WHERE col1=@val1 AND ((condition1 AND col2=@val2) OR (condition2 AND col2=@val2))

So if condition1 is true it will evaluate the col2=@val2, if condition1 is false it will go to OR (condition2, and do the same.

share|improve this answer

Two very important pages you need to read are:

The following covers SQL 2000 and SQL 2005 http://www.sommarskog.se/dyn-search-2005.html

This one is specific for SQL 2008. http://www.sommarskog.se/dyn-search-2008.html

share|improve this answer

If the columns are not nullable (and don't criticise, try it)

SELECT
   *
FROM
   MyTable
WHERE
   col1 = @val1 AND
   col2 = ISNULL(@val2, col2) AND
   col3 = ISNULL(@val2, col3)

Otherwise (Statement level recompilation makes it acceptable on SQL Server 2005+)

if condition1 here
  SELECT * FROM MyTable
  WHERE col1=@val1AND col2 = @val2


if condition2 here
  SELECT * FROM MyTable
  WHERE col1=@val1AND col3 = @val3

else
 SELECT * FROM MyTable
 WHERE col1=@val1

Or use the other solutions offered

share|improve this answer

I'm assuming you meant to have two different conditions and col/val pairs, not the same one as in your post.

If "condition" is something that exists inside the context of the query (i.e. not an external factor), then you can do something like this:

SELECT * FROM MyTable
WHERE col1 = @val1
  AND (NOT condition1 OR (condition1 AND col2 = @val2))
  AND (NOT condition2 OR (condition2 AND col3 = @val3))

Edit: OK, so the "conditionX AND" is redundant, but I think it's a good idea for documentation purposes as it makes it explicit the intent of the construct.

share|improve this answer

Man people has no clue about SQL these days... Amazing...

SELECT * 
FROM MyTable
WHERE col1=@val1 
and case when condition1 then col2 = @val2 else 1=1 end 
and case when condition2 then  col3 = @val3 else 1=1 end
share|improve this answer
    
I find a CASE in the WHERE clause runs really badly when I've tried it –  gbn Jan 6 '10 at 19:35
    
That's why you evaluate case by case, is OK for small datasets (less 500k rows), for larger I advice to handle programatically.
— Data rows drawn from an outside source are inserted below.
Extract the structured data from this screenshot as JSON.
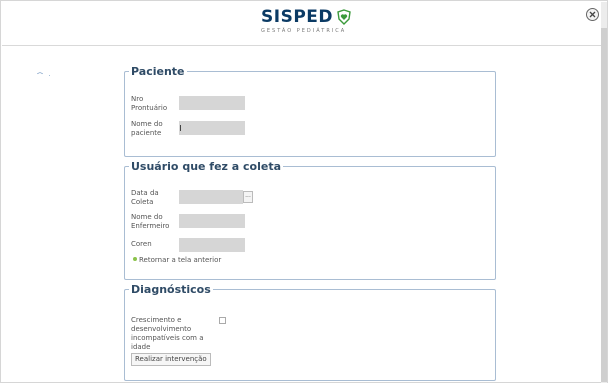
{
  "header": {
    "logo_sis": "SIS",
    "logo_ped": "PED",
    "logo_subtitle": "GESTÃO PEDIÁTRICA"
  },
  "paciente": {
    "title": "Paciente",
    "nro_label": "Nro Prontuário",
    "nome_label": "Nome do paciente",
    "nro_value": "",
    "nome_value": ""
  },
  "usuario": {
    "title": "Usuário que fez a coleta",
    "data_label": "Data da Coleta",
    "enfermeiro_label": "Nome do Enfermeiro",
    "coren_label": "Coren",
    "date_picker_label": "...",
    "back_link": "Retornar a tela anterior"
  },
  "diagnosticos": {
    "title": "Diagnósticos",
    "item_label": "Crescimento e desenvolvimento incompatíveis com a idade",
    "item_checked": false,
    "button_label": "Realizar intervenção"
  },
  "colors": {
    "brand": "#0b3a64",
    "accent_green": "#8bc34a",
    "fieldset_border": "#a9bdd3"
  }
}
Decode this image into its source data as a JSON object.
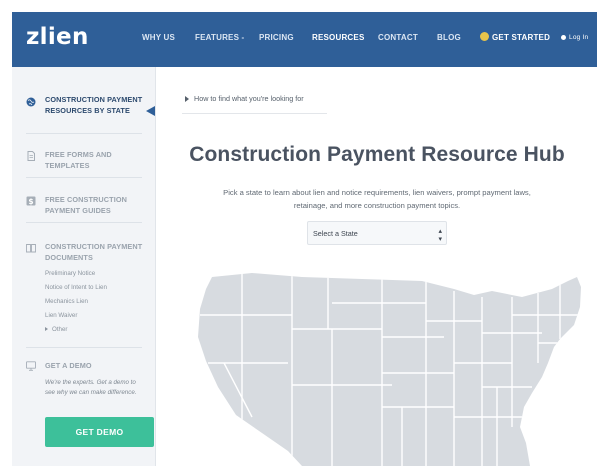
{
  "header": {
    "logo": "zlien",
    "nav": [
      {
        "label": "WHY US"
      },
      {
        "label": "FEATURES -"
      },
      {
        "label": "PRICING"
      },
      {
        "label": "RESOURCES"
      },
      {
        "label": "CONTACT"
      },
      {
        "label": "BLOG"
      },
      {
        "label": "GET STARTED"
      },
      {
        "label": "Log In"
      }
    ]
  },
  "sidebar": {
    "sections": [
      {
        "title": "CONSTRUCTION PAYMENT RESOURCES BY STATE"
      },
      {
        "title": "FREE FORMS AND TEMPLATES"
      },
      {
        "title": "FREE CONSTRUCTION PAYMENT GUIDES"
      },
      {
        "title": "CONSTRUCTION PAYMENT DOCUMENTS"
      },
      {
        "title": "GET A DEMO"
      }
    ],
    "documents": [
      "Preliminary Notice",
      "Notice of Intent to Lien",
      "Mechanics Lien",
      "Lien Waiver",
      "Other"
    ],
    "demo_text": "We're the experts. Get a demo to see why we can make difference.",
    "demo_button": "GET DEMO"
  },
  "main": {
    "breadcrumb": "How to find what you're looking for",
    "title": "Construction Payment Resource Hub",
    "description": "Pick a state to learn about lien and notice requirements, lien waivers, prompt payment laws, retainage, and more construction payment topics.",
    "state_select": {
      "selected": "Select a State"
    }
  },
  "colors": {
    "nav_bg": "#2f5f98",
    "sidebar_bg": "#f2f4f7",
    "accent": "#3dc09a",
    "map_fill": "#d7dbe0",
    "map_border": "#ffffff"
  }
}
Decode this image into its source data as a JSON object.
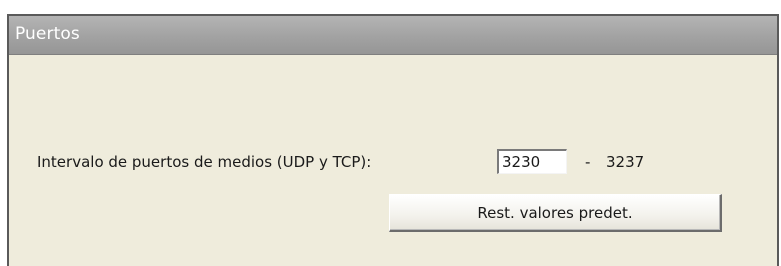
{
  "panel": {
    "title": "Puertos"
  },
  "ports": {
    "label": "Intervalo de puertos de medios (UDP y TCP):",
    "start_value": "3230",
    "separator": "-",
    "end_value": "3237"
  },
  "actions": {
    "reset_label": "Rest. valores predet."
  }
}
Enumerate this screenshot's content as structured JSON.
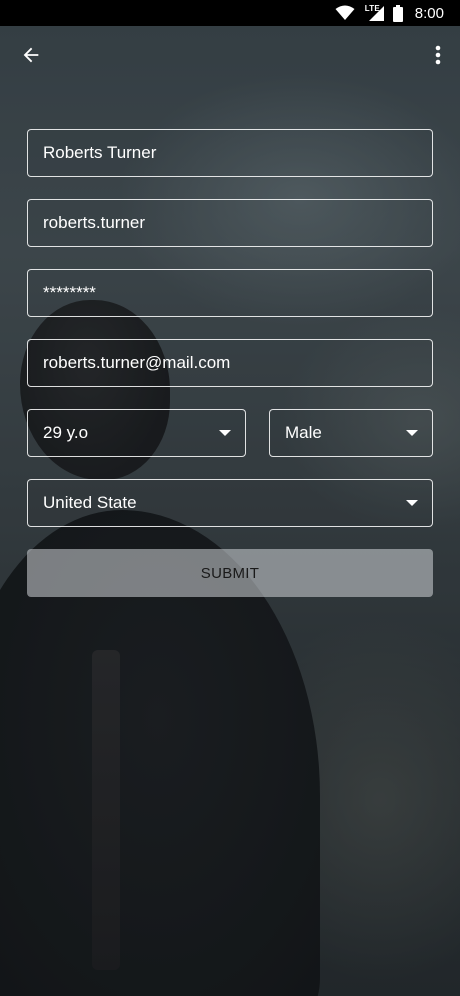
{
  "status_bar": {
    "time": "8:00",
    "network_label": "LTE",
    "icons": [
      "wifi-icon",
      "lte-signal-icon",
      "battery-icon"
    ]
  },
  "app_bar": {
    "back_icon": "arrow-back-icon",
    "menu_icon": "more-vert-icon"
  },
  "form": {
    "full_name": "Roberts Turner",
    "username": "roberts.turner",
    "password": "********",
    "email": "roberts.turner@mail.com",
    "age": "29 y.o",
    "gender": "Male",
    "country": "United State",
    "submit_label": "SUBMIT"
  },
  "colors": {
    "text": "#ffffff",
    "field_border": "#e6e6e6",
    "submit_bg": "#cfd3d5",
    "submit_text": "#1a1a1a",
    "status_bar_bg": "#000000"
  }
}
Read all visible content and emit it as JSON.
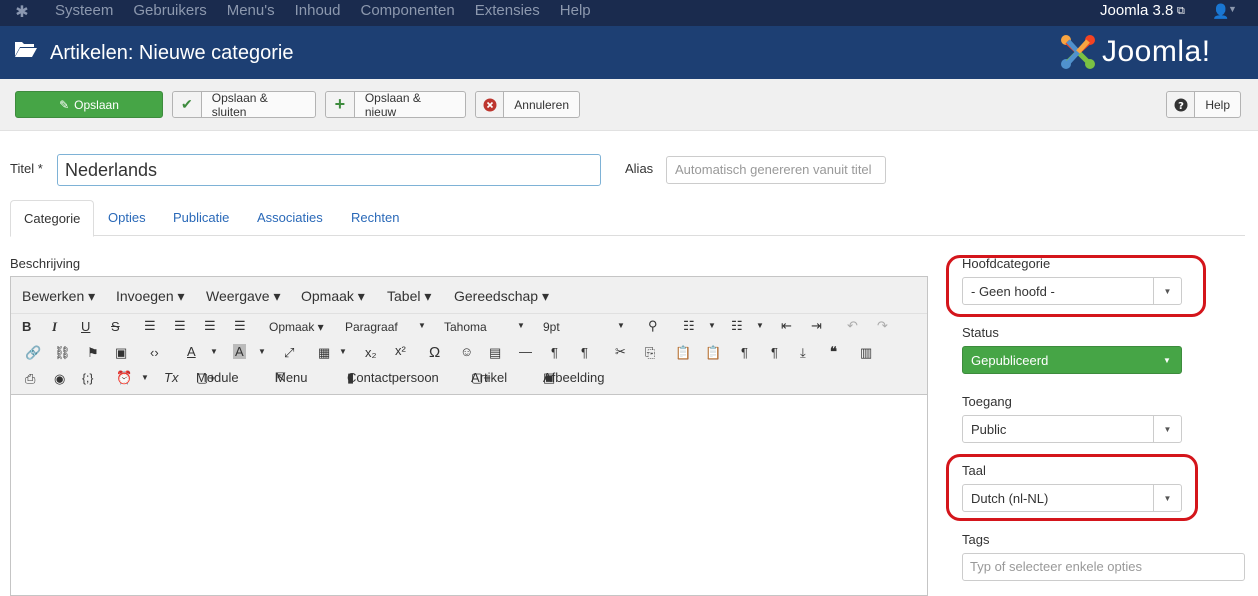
{
  "navbar": {
    "menu": [
      "Systeem",
      "Gebruikers",
      "Menu's",
      "Inhoud",
      "Componenten",
      "Extensies",
      "Help"
    ],
    "version": "Joomla 3.8"
  },
  "header": {
    "title": "Artikelen: Nieuwe categorie",
    "brand": "Joomla!"
  },
  "toolbar": {
    "save": "Opslaan",
    "save_close": "Opslaan & sluiten",
    "save_new": "Opslaan & nieuw",
    "cancel": "Annuleren",
    "help": "Help"
  },
  "form": {
    "title_label": "Titel *",
    "title_value": "Nederlands",
    "alias_label": "Alias",
    "alias_placeholder": "Automatisch genereren vanuit titel"
  },
  "tabs": [
    "Categorie",
    "Opties",
    "Publicatie",
    "Associaties",
    "Rechten"
  ],
  "editor": {
    "label": "Beschrijving",
    "menus": [
      "Bewerken ▾",
      "Invoegen ▾",
      "Weergave ▾",
      "Opmaak ▾",
      "Tabel ▾",
      "Gereedschap ▾"
    ],
    "format_select": "Opmaak ▾",
    "block_select": "Paragraaf",
    "font_select": "Tahoma",
    "size_select": "9pt",
    "plugin_buttons": [
      "Module",
      "Menu",
      "Contactpersoon",
      "Artikel",
      "Afbeelding"
    ]
  },
  "sidebar": {
    "parent_label": "Hoofdcategorie",
    "parent_value": "- Geen hoofd -",
    "status_label": "Status",
    "status_value": "Gepubliceerd",
    "access_label": "Toegang",
    "access_value": "Public",
    "language_label": "Taal",
    "language_value": "Dutch (nl-NL)",
    "tags_label": "Tags",
    "tags_placeholder": "Typ of selecteer enkele opties"
  }
}
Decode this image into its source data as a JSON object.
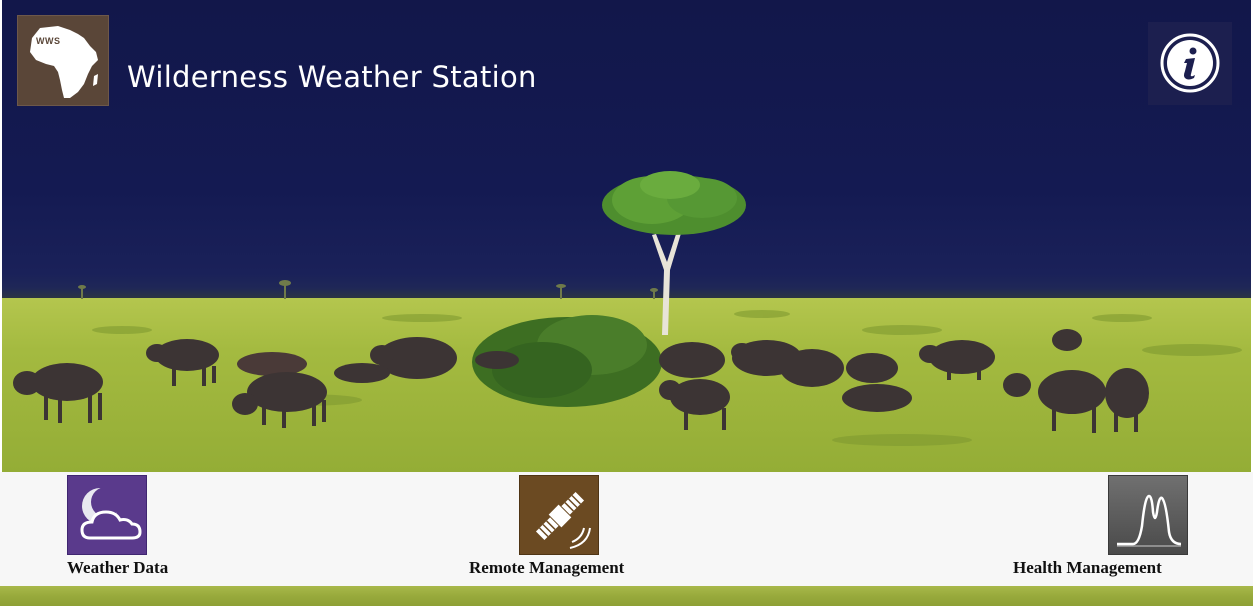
{
  "header": {
    "logo_text": "WWS",
    "title": "Wilderness Weather Station",
    "info_icon": "info-icon"
  },
  "nav": {
    "items": [
      {
        "label": "Weather Data",
        "icon": "cloud-moon-icon",
        "tile_color": "#5a3a8c"
      },
      {
        "label": "Remote Management",
        "icon": "satellite-icon",
        "tile_color": "#6b4a22"
      },
      {
        "label": "Health Management",
        "icon": "waveform-icon",
        "tile_color": "#555555"
      }
    ]
  },
  "colors": {
    "sky": "#141a52",
    "grass": "#9cb23c",
    "logo_bg": "#5a4638",
    "info_bg": "#1c1f4f"
  }
}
But for the speed it helps to solve a quick problem is very useful. –  MCoelho Jan 7 '10 at 3:28
    
"Man people has no clue about SQL these days... Amazing..." Rudeness not useful. –  secretwep Aug 19 '14 at 21:01

Your Answer

 
discard

By posting your answer, you agree to the privacy policy and terms of service.

Not the answer you're looking for? Browse other questions tagged or ask your own question.